# PROBLEM STATEMENT
Each line that contains the string "keys" counts once; report how many such lines appear in the data, as a number only.

# RECORDED INFORMATION
=======
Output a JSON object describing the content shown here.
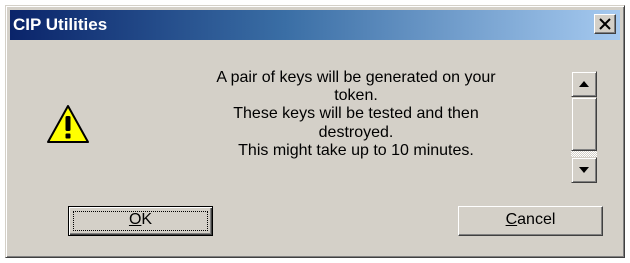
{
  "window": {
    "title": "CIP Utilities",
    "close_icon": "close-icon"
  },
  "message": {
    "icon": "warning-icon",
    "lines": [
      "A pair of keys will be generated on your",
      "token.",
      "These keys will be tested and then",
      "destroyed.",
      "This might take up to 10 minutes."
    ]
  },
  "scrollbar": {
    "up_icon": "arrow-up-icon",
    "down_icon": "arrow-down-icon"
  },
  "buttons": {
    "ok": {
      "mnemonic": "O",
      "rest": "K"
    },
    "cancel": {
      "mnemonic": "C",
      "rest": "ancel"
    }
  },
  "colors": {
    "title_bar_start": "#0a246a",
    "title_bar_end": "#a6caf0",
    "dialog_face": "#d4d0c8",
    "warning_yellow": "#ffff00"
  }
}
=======
# EXERCISE ANSWER
2